Archive for the 'In the News' Category

What makes money, money?

Tuesday, May 11th, 2010 by econ-network

Why will a £10 note buy you £10 worth of stuff?

After all, it’s just paper…right?

If there is anyone who should know, it’s Andrew Bailey, because if you look at the bank notes in your pockets and wallets, his signature will be on all of them. Robert Peston, the BBC ‘s business editor, went to the Bank of England to chat to the man who makes the money we use. He examines how we got into the recent financial crisis and what you can do to protect yourself.

You can find it Here

A very Greek tragedy

Thursday, April 29th, 2010 by econ-network

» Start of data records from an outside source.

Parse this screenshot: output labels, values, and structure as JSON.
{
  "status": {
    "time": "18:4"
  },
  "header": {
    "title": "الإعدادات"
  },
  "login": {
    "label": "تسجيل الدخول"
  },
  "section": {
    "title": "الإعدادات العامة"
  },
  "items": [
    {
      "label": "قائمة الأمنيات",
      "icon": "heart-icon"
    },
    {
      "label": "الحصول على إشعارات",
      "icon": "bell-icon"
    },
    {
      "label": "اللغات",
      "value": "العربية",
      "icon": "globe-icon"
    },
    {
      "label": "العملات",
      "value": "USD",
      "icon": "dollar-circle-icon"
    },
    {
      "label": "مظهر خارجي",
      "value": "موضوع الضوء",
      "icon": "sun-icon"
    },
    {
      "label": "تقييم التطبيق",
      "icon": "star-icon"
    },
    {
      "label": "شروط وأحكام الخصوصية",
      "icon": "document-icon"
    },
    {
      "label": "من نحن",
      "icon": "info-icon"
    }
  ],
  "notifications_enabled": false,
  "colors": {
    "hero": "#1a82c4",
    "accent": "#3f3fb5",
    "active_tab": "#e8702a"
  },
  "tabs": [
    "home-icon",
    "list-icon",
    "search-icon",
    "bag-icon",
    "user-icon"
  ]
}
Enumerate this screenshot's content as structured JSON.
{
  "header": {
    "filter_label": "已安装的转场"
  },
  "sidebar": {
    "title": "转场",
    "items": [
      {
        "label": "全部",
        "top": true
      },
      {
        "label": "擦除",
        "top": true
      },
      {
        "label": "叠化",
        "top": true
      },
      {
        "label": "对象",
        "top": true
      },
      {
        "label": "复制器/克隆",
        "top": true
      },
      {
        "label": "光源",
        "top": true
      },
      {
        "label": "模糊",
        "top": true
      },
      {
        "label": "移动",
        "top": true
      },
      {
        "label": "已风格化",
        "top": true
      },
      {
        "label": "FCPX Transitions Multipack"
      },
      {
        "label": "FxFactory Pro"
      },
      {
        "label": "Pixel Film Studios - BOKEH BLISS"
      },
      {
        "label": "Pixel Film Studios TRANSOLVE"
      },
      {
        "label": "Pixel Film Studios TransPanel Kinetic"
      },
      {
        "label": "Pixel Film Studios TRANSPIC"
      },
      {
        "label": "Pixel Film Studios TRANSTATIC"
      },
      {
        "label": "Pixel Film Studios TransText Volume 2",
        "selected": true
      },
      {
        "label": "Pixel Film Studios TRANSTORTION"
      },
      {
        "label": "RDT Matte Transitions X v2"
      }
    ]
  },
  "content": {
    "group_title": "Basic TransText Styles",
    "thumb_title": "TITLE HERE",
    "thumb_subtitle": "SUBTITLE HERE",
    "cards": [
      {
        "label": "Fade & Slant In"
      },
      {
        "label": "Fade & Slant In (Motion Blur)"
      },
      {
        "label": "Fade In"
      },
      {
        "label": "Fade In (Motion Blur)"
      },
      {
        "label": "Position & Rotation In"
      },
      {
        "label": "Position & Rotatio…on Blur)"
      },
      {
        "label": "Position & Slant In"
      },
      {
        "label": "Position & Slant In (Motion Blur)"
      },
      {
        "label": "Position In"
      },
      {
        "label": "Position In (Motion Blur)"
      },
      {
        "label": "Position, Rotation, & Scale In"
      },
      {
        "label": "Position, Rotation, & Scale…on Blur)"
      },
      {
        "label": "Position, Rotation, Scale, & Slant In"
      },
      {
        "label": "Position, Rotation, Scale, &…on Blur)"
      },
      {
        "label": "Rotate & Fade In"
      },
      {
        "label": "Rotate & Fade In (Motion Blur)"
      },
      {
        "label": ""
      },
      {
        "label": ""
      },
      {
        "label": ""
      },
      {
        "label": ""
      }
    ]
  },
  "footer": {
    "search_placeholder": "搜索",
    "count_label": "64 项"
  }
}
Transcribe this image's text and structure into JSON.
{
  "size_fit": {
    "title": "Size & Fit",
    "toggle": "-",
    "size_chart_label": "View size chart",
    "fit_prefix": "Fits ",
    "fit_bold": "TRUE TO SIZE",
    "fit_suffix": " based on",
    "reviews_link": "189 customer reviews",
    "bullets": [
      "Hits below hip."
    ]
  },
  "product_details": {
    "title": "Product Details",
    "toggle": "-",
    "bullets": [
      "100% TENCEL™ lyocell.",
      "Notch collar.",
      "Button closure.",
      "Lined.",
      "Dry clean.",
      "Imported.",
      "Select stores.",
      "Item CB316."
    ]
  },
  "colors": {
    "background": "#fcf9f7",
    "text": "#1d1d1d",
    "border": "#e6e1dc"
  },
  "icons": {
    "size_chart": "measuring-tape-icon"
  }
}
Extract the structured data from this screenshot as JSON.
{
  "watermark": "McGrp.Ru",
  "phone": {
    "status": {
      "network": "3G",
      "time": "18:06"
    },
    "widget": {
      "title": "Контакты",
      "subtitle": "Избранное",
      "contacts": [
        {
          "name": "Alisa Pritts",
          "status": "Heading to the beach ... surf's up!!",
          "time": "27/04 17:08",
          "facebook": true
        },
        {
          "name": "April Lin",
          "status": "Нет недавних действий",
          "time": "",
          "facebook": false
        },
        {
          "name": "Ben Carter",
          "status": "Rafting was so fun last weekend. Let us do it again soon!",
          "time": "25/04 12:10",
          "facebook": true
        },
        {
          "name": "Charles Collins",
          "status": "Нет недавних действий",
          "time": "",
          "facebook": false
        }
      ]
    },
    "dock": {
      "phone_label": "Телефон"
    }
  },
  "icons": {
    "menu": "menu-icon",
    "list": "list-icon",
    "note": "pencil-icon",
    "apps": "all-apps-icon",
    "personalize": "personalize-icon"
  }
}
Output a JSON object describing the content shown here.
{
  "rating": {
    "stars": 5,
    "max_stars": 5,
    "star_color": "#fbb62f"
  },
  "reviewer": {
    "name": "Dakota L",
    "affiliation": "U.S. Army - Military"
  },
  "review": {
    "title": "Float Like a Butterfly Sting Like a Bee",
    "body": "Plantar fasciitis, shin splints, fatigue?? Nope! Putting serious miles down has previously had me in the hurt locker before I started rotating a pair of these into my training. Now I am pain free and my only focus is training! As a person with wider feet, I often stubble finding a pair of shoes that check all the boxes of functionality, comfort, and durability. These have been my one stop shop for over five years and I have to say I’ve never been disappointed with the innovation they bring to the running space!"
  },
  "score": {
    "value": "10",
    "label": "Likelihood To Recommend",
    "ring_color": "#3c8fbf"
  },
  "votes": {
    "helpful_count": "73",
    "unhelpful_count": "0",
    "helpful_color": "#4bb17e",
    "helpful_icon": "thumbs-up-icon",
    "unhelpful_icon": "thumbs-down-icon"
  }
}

With Greece’s debt rated ‘junk’ what effect will it have on the rest of Europe and the UK?

Stephine Flanders writes that

“Like other governments that are borrowing a lot, ours would be vulnerable if international investors decide, overnight, that sovereign debt isn’t a safe bet after all. We recently won the chance to host the Olympics. But there the similarity ends…

That may change. We may, after all, have some serious political uncertainty coming down the track. But market movements today are a good reflection of the distance between London and Athens.

Investors may worry a lot more about Britain’s public finances than they did a few years ago. But they worry half as much about it as they worry about Greece.”

Its worth a read you can find it here.

Why does this matter? Well think back to the banking crisis two years ago and the knock on effect that one shake can have on a nation. Imagine rather than banks whole nations collapsing.  Economist Jonathan Loynes, of Capital Economics, said that Greece could be a “sovereign equivalent” of Lehman Brothers; the bank which started the collapse.

Will we have to bail out a whole country? Several countries? Time will tell.

We’re not out of the woods yet.

Cuts, cuts, cuts…

Monday, April 26th, 2010 by econ-network

Britain’s next Chancellor will oversee the start of most sustained squeeze on public spending in at least 60 years.

Without huge tax rises, government departments will have to cut around £37bn from their budgets by 2013-14. Yet all three main parties refuse to explain how at least £30bn of these savings will be found.

To illustrate the scale of the challenge, the Financial Times has simulated the next three year spending review, highlighting the type of decisions the next chancellor will face if taxation stays on the same path.

You need to register to play (but it’s free).

It’s a good introduction to the tough decisions that the next chancellor will have to make.

You can play the game here.

Economics and earthquakes

Thursday, March 4th, 2010 by econ-network

A great article in the Wall Street Journal shows the link between economics and the recent earthquakes.

“It’s not by chance that Chileans were living in houses of brick—and Haitians in houses of straw—when the wolf arrived to try to blow them down. In 1973, the year the proto-Chavista government of Salvador Allende was overthrown by Gen. Augusto Pinochet, Chile was an economic shambles. Inflation topped out at an annual rate of 1000%, foreign-currency reserves were totally depleted, and per capita GDP was roughly that of Peru and well below Argentina’s…

Milton Friedman has been dead for more than three years. But his spirit was surely hovering protectively over Chile in the early morning hours of Saturday. Thanks largely to him, the country has endured a tragedy that elsewhere would have been an apocalypse.”

Read the article here.

Fear the Boom and Bust

Wednesday, January 27th, 2010 by econ-network

“Fear the Boom and Bust” a Hayek vs. Keynes Rap Battle is a place to learn about the economic way of thinking through the eyes of creative director John Papola and creative economist Russ Roberts.

In Fear the Boom and Bust, John Maynard Keynes and F. A. Hayek, two of the great economists of the 20th century, come back to life to attend an economics conference on the economic crisis.

Before the conference begins, and at the insistence of Lord Keynes, they go out for a night on the town and sing about why there’s a “boom and bust” cycle in modern economies (as you do) and good reason to fear it.

Get the full lyrics, story and free download of the song in high quality MP3 and AAC files at

Discuss and enjoy guys!

Are tax breaks for married couples a good idea?

Monday, January 18th, 2010 by econ-network

In many ways economics is the study of incentives. An incentive is any factor (financial or non-financial) that enables or motivates a particular course of action, or counts as a reason for preferring one choice to the alternatives.

In English, Incentives make you want to do something you otherwise wouldn’t want to do. Today let’s talk about an incentive which is in the media at the moment, the oft criticised, proposed marriage tax break. (more…)